- HOLLYWOOD, Calif.
California’s Film & TV Tax Credit Program 2.0 continues to attract big-budget projects and helps to generate production activity statewide with the addition of Sherlock Holmes 3 and nine other feature films announced by the California Film Commission.
Together, the projects (five independent, five non-independent) will generate an estimated $310 million in qualified spending (defined as below-the-line wages and payments to in-state vendors). Overall in-state spending will be significantly greater with the addition of above-the-line payments and other expenditures that do not qualify for tax credits under Program 2.0.

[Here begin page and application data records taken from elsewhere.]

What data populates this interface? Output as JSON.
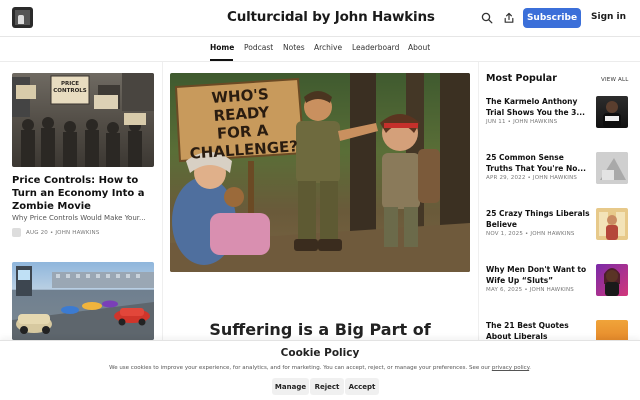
{
  "header": {
    "title": "Culturcidal by John Hawkins",
    "subscribe_label": "Subscribe",
    "signin_label": "Sign in",
    "icons": [
      "search-icon",
      "share-icon"
    ]
  },
  "nav": {
    "items": [
      {
        "label": "Home",
        "active": true
      },
      {
        "label": "Podcast"
      },
      {
        "label": "Notes"
      },
      {
        "label": "Archive"
      },
      {
        "label": "Leaderboard"
      },
      {
        "label": "About"
      }
    ]
  },
  "left_posts": [
    {
      "image_text": "PRICE CONTROLS",
      "title_lines": [
        "Price Controls: How to",
        "Turn an Economy Into a",
        "Zombie Movie"
      ],
      "subtitle": "Why Price Controls Would Make Your...",
      "date": "AUG 20",
      "author": "JOHN HAWKINS"
    },
    {
      "image_text": ""
    }
  ],
  "feature": {
    "image_text_lines": [
      "WHO'S READY",
      "FOR A",
      "CHALLENGE?"
    ],
    "title": "Suffering is a Big Part of"
  },
  "most_popular": {
    "heading": "Most Popular",
    "view_all": "VIEW ALL",
    "items": [
      {
        "title_lines": [
          "The Karmelo Anthony",
          "Trial Shows You the 3..."
        ],
        "date": "JUN 11",
        "author": "JOHN HAWKINS"
      },
      {
        "title_lines": [
          "25 Common Sense",
          "Truths That You're No..."
        ],
        "date": "APR 29, 2022",
        "author": "JOHN HAWKINS"
      },
      {
        "title_lines": [
          "25 Crazy Things Liberals",
          "Believe"
        ],
        "date": "NOV 1, 2025",
        "author": "JOHN HAWKINS"
      },
      {
        "title_lines": [
          "Why Men Don't Want to",
          "Wife Up “Sluts”"
        ],
        "date": "MAY 6, 2025",
        "author": "JOHN HAWKINS"
      },
      {
        "title_lines": [
          "The 21 Best Quotes",
          "About Liberals"
        ],
        "date": "",
        "author": ""
      }
    ]
  },
  "cookie": {
    "title": "Cookie Policy",
    "text_before": "We use cookies to improve your experience, for analytics, and for marketing. You can accept, reject, or manage your preferences. See our ",
    "link": "privacy policy",
    "text_after": ".",
    "manage_label": "Manage",
    "reject_label": "Reject",
    "accept_label": "Accept"
  },
  "colors": {
    "accent": "#3b6fd9",
    "text": "#1a1a1a",
    "muted": "#777777"
  }
}
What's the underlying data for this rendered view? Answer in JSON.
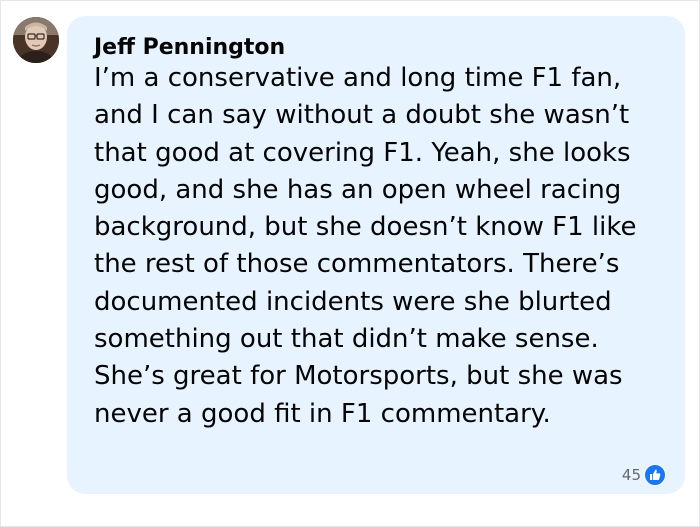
{
  "comment": {
    "author": "Jeff Pennington",
    "text": "I’m a conservative and long time F1 fan, and I can say without a doubt she wasn’t that good at covering F1. Yeah, she looks good, and she has an open wheel racing background, but she doesn’t know F1 like the rest of those commentators. There’s documented incidents were she blurted something out that didn’t make sense. She’s great for Motorsports, but she was never a good fit in F1 commentary.",
    "reaction_count": "45",
    "reaction_icon": "like-icon"
  },
  "colors": {
    "bubble_background": "#e7f3ff",
    "like_blue": "#1877f2",
    "text": "#050505",
    "muted_text": "#65676b"
  }
}
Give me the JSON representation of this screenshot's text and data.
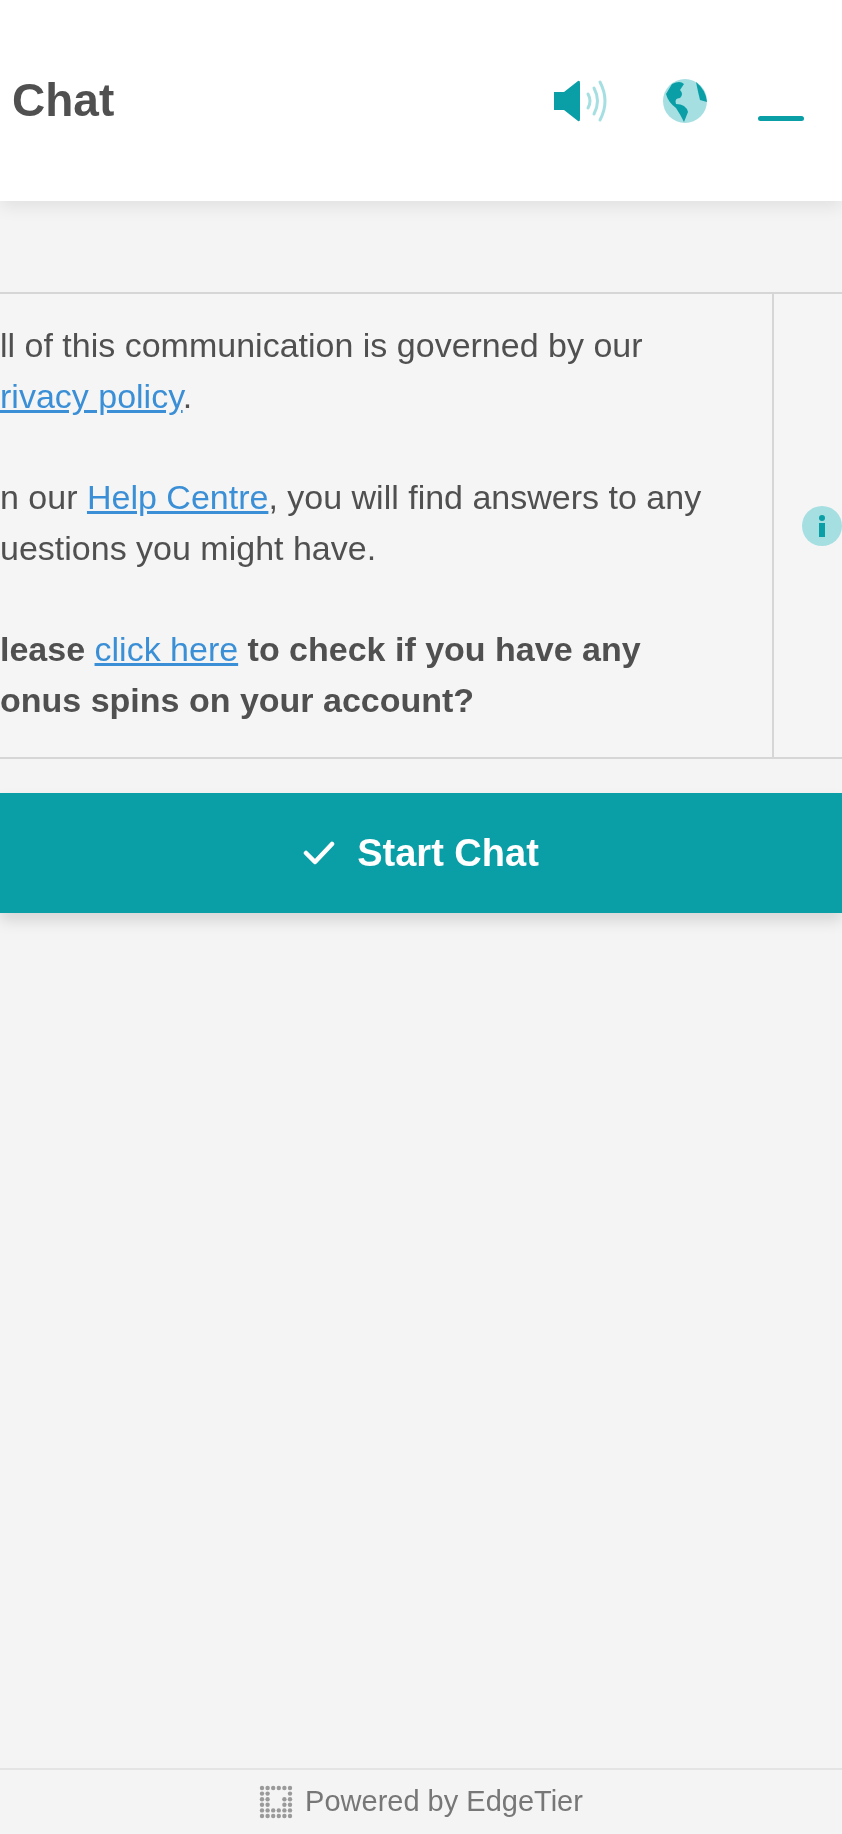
{
  "header": {
    "title": "Chat"
  },
  "notice": {
    "paragraphs": [
      {
        "bold": false,
        "segments": [
          {
            "kind": "text",
            "text": "ll of this communication is governed by our "
          },
          {
            "kind": "link",
            "text": "rivacy policy"
          },
          {
            "kind": "text",
            "text": "."
          }
        ]
      },
      {
        "bold": false,
        "segments": [
          {
            "kind": "text",
            "text": "n our "
          },
          {
            "kind": "link",
            "text": "Help Centre"
          },
          {
            "kind": "text",
            "text": ", you will find answers to any uestions you might have."
          }
        ]
      },
      {
        "bold": true,
        "segments": [
          {
            "kind": "text",
            "text": "lease "
          },
          {
            "kind": "link",
            "text": "click here"
          },
          {
            "kind": "text",
            "text": " to check if you have any onus spins on your account?"
          }
        ]
      }
    ]
  },
  "start_button": {
    "label": "Start Chat"
  },
  "footer": {
    "text": "Powered by EdgeTier"
  }
}
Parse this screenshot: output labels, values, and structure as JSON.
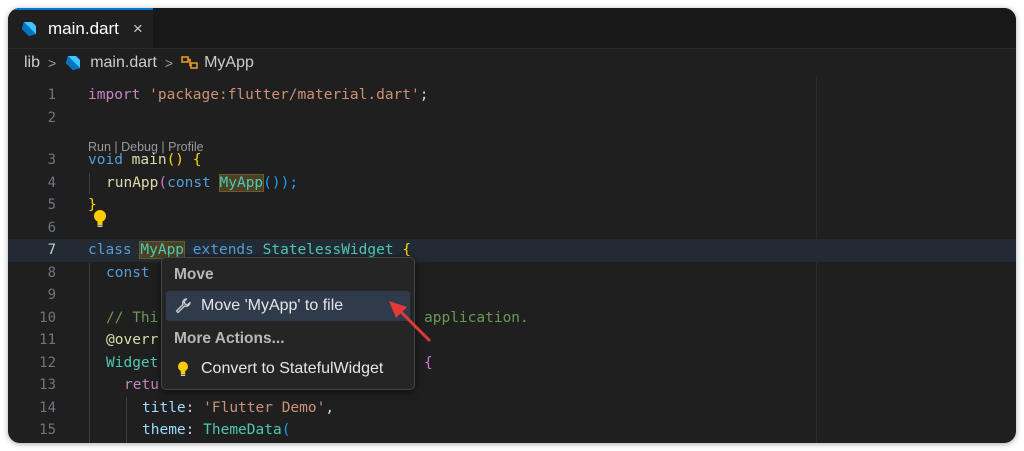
{
  "tab": {
    "label": "main.dart",
    "close": "×"
  },
  "breadcrumb": {
    "folder": "lib",
    "file": "main.dart",
    "symbol": "MyApp",
    "separator": ">"
  },
  "editor": {
    "line_numbers": [
      "1",
      "2",
      "3",
      "4",
      "5",
      "6",
      "7",
      "8",
      "9",
      "10",
      "11",
      "12",
      "13",
      "14",
      "15"
    ],
    "codelens": "Run | Debug | Profile",
    "code": {
      "l1_kw": "import",
      "l1_str": "'package:flutter/material.dart'",
      "l1_end": ";",
      "l3_kw": "void",
      "l3_fn": "main",
      "l3_rest": "() {",
      "l4_fn": "runApp",
      "l4_open": "(",
      "l4_kw": "const",
      "l4_cls": "MyApp",
      "l4_close": "());",
      "l5": "}",
      "l7_kw": "class",
      "l7_cls": "MyApp",
      "l7_kw2": "extends",
      "l7_cls2": "StatelessWidget",
      "l7_brace": "{",
      "l8_kw": "const",
      "l10_cmt1": "// Thi",
      "l10_cmt2": "application.",
      "l11_annot": "@overr",
      "l12_cls": "Widget",
      "l12_brace": "{",
      "l13_kw": "retu",
      "l14_prop": "title",
      "l14_colon": ": ",
      "l14_str": "'Flutter Demo'",
      "l14_end": ",",
      "l15_prop": "theme",
      "l15_colon": ": ",
      "l15_cls": "ThemeData",
      "l15_open": "("
    }
  },
  "popup": {
    "header_move": "Move",
    "item_move_file": "Move 'MyApp' to file",
    "header_more": "More Actions...",
    "item_convert": "Convert to StatefulWidget"
  },
  "colors": {
    "editor_bg": "#1f1f1f",
    "accent": "#0078d4",
    "arrow": "#e53935"
  },
  "icons": [
    "dart-icon",
    "close-icon",
    "chevron-right-icon",
    "class-symbol-icon",
    "lightbulb-icon",
    "wrench-icon"
  ]
}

The Sherlock Holmes project alone will generate an estimated $106.8 million in qualified expenditures--the second highest project spending to date for Program 2.0 behind the $118 million in qualified expenditures for Captain Marvel. It is just the latest in a growing list of big-budget project wins for California’s expanded tax credit program.
“California is once again competing for big-budget film projects because it’s becoming clear that chasing the highest tax credit doesn’t always provide the best value,” said Colleen Bell, executive director of the California Film Commission. “In addition to our tax credit program, we have so many resources that other locales simply can’t match.”
Based on data provided with each tax credit application, the 10 projects announced today will employ an estimated 1,561 crew, 469 cast and 31,550 background actors/stand-ins (the latter measured in “man days”) over a combined 453 filming days in California. In addition, the projects will generate significant postproduction jobs and revenue for VFX artists, sound editors, sound mixers, musicians and other workers/vendors.
A significant portion of the production activity and spending for the latest round of projects will occur outside the Los Angeles 30-Mile Studio Zone. Eight of the 10 projects will shoot out-of-zone, spending 89 filming days in regions across the state. Topping the list is Purge 5, with 25 filming days planned in San Diego County. To date, a total of 36 film projects selected for Program 2.0 have accounted for 524 out-of-zone filming days.
“A key goal for Program 2.0 is to bring the economic benefits of film and TV production to regions across the state, and that’s a goal we’re achieving on a consistent basis,” added Bell. “It’s great to see so many tax credit projects bring jobs and spending to regions beyond the Los Angeles 30-Mile Studio Zone.”
In addition to Sherlock Holmes 3 (Warner Bros. Pictures) and Purge 5 (Universal City Studios), the other non-independent films in the latest batch of conditionally approved projects for the tax credit program are: American Pie Presents: Girls Rule (1440 Productions LLC), King Richard (Warner Bros. Pictures) and Little Shop of Horrors (Warner Bros. Pictures). The five indie pictures are Cherry (Big C Productions, LLC), Janis (Atlas Entertainment LLC), Macbeth (POST ITS LLC), Pandora (Pandora Movie LLC) and the Untitled Atomic Monster Project (Giallo Films, LLC).
Lenny Mendonca, the Governor’s chief economic and business advisor and director of the Governor’s Office of Business and Economic Development (GO-Biz), affirmed, “It is fantastic to see the economic impact our entertainment industry has on this state being shared across several regions of California. I hope other industries will also take notice of our diverse regions and the opportunities they hold.”
A total of 58 film projects applied for tax credits during the June 17–21 application period.
The next application period for feature film tax credits will be held October 7–11, 2019.